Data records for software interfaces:
______

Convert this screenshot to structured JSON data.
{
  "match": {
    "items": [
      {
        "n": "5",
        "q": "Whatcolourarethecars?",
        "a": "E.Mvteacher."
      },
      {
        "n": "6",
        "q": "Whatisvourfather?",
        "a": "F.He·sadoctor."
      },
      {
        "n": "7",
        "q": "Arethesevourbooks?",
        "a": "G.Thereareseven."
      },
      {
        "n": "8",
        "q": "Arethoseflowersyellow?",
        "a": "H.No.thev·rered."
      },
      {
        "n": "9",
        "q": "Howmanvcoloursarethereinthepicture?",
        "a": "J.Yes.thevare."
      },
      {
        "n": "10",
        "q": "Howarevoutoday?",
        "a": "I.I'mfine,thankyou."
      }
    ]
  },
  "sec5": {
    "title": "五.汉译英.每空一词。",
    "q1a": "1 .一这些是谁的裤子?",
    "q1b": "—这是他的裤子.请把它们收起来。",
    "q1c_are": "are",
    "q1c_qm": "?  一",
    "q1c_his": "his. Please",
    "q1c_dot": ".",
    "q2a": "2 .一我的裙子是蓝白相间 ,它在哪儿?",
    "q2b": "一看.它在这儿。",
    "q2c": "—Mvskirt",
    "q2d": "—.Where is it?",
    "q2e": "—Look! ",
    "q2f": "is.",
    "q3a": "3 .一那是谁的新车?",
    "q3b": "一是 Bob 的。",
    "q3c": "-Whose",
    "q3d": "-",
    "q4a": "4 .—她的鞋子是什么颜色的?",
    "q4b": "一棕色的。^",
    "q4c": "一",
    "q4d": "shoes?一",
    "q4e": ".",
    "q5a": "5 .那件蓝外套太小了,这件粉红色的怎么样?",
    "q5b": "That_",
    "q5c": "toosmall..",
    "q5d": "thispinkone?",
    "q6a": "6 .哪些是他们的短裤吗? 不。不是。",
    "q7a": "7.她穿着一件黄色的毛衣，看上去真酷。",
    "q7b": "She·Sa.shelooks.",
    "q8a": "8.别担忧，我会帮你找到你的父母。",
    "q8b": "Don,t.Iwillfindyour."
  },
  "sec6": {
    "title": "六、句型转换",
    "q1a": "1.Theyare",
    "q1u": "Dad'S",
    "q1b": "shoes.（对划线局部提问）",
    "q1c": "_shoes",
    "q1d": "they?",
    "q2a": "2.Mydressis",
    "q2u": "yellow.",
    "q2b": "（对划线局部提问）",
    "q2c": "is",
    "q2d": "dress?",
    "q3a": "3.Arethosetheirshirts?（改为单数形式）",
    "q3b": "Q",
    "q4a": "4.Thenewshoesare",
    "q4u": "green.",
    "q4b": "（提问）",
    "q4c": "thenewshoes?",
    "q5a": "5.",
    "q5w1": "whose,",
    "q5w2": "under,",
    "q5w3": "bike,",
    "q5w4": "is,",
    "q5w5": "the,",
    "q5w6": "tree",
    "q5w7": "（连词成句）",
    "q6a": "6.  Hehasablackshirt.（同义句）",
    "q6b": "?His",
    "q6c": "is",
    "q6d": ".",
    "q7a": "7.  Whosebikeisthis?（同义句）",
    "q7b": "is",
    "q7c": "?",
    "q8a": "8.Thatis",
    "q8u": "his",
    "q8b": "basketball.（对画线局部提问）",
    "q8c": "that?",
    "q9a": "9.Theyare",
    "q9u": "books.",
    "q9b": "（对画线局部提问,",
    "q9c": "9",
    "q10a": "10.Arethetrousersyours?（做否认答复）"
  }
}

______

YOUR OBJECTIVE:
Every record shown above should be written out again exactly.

OUTPUT OF THE TASK:
Convert this screenshot to structured JSON data.
{
  "match": {
    "items": [
      {
        "n": "5",
        "q": "Whatcolourarethecars?",
        "a": "E.Mvteacher."
      },
      {
        "n": "6",
        "q": "Whatisvourfather?",
        "a": "F.He·sadoctor."
      },
      {
        "n": "7",
        "q": "Arethesevourbooks?",
        "a": "G.Thereareseven."
      },
      {
        "n": "8",
        "q": "Arethoseflowersyellow?",
        "a": "H.No.thev·rered."
      },
      {
        "n": "9",
        "q": "Howmanvcoloursarethereinthepicture?",
        "a": "J.Yes.thevare."
      },
      {
        "n": "10",
        "q": "Howarevoutoday?",
        "a": "I.I'mfine,thankyou."
      }
    ]
  },
  "sec5": {
    "title": "五.汉译英.每空一词。",
    "q1a": "1 .一这些是谁的裤子?",
    "q1b": "—这是他的裤子.请把它们收起来。",
    "q1c_are": "are",
    "q1c_qm": "?  一",
    "q1c_his": "his. Please",
    "q1c_dot": ".",
    "q2a": "2 .一我的裙子是蓝白相间 ,它在哪儿?",
    "q2b": "一看.它在这儿。",
    "q2c": "—Mvskirt",
    "q2d": "—.Where is it?",
    "q2e": "—Look! ",
    "q2f": "is.",
    "q3a": "3 .一那是谁的新车?",
    "q3b": "一是 Bob 的。",
    "q3c": "-Whose",
    "q3d": "-",
    "q4a": "4 .—她的鞋子是什么颜色的?",
    "q4b": "一棕色的。^",
    "q4c": "一",
    "q4d": "shoes?一",
    "q4e": ".",
    "q5a": "5 .那件蓝外套太小了,这件粉红色的怎么样?",
    "q5b": "That_",
    "q5c": "toosmall..",
    "q5d": "thispinkone?",
    "q6a": "6 .哪些是他们的短裤吗? 不。不是。",
    "q7a": "7.她穿着一件黄色的毛衣，看上去真酷。",
    "q7b": "She·Sa.shelooks.",
    "q8a": "8.别担忧，我会帮你找到你的父母。",
    "q8b": "Don,t.Iwillfindyour."
  },
  "sec6": {
    "title": "六、句型转换",
    "q1a": "1.Theyare",
    "q1u": "Dad'S",
    "q1b": "shoes.（对划线局部提问）",
    "q1c": "_shoes",
    "q1d": "they?",
    "q2a": "2.Mydressis",
    "q2u": "yellow.",
    "q2b": "（对划线局部提问）",
    "q2c": "is",
    "q2d": "dress?",
    "q3a": "3.Arethosetheirshirts?（改为单数形式）",
    "q3b": "Q",
    "q4a": "4.Thenewshoesare",
    "q4u": "green.",
    "q4b": "（提问）",
    "q4c": "thenewshoes?",
    "q5a": "5.",
    "q5w1": "whose,",
    "q5w2": "under,",
    "q5w3": "bike,",
    "q5w4": "is,",
    "q5w5": "the,",
    "q5w6": "tree",
    "q5w7": "（连词成句）",
    "q6a": "6.  Hehasablackshirt.（同义句）",
    "q6b": "?His",
    "q6c": "is",
    "q6d": ".",
    "q7a": "7.  Whosebikeisthis?（同义句）",
    "q7b": "is",
    "q7c": "?",
    "q8a": "8.Thatis",
    "q8u": "his",
    "q8b": "basketball.（对画线局部提问）",
    "q8c": "that?",
    "q9a": "9.Theyare",
    "q9u": "books.",
    "q9b": "（对画线局部提问,",
    "q9c": "9",
    "q10a": "10.Arethetrousersyours?（做否认答复）"
  }
}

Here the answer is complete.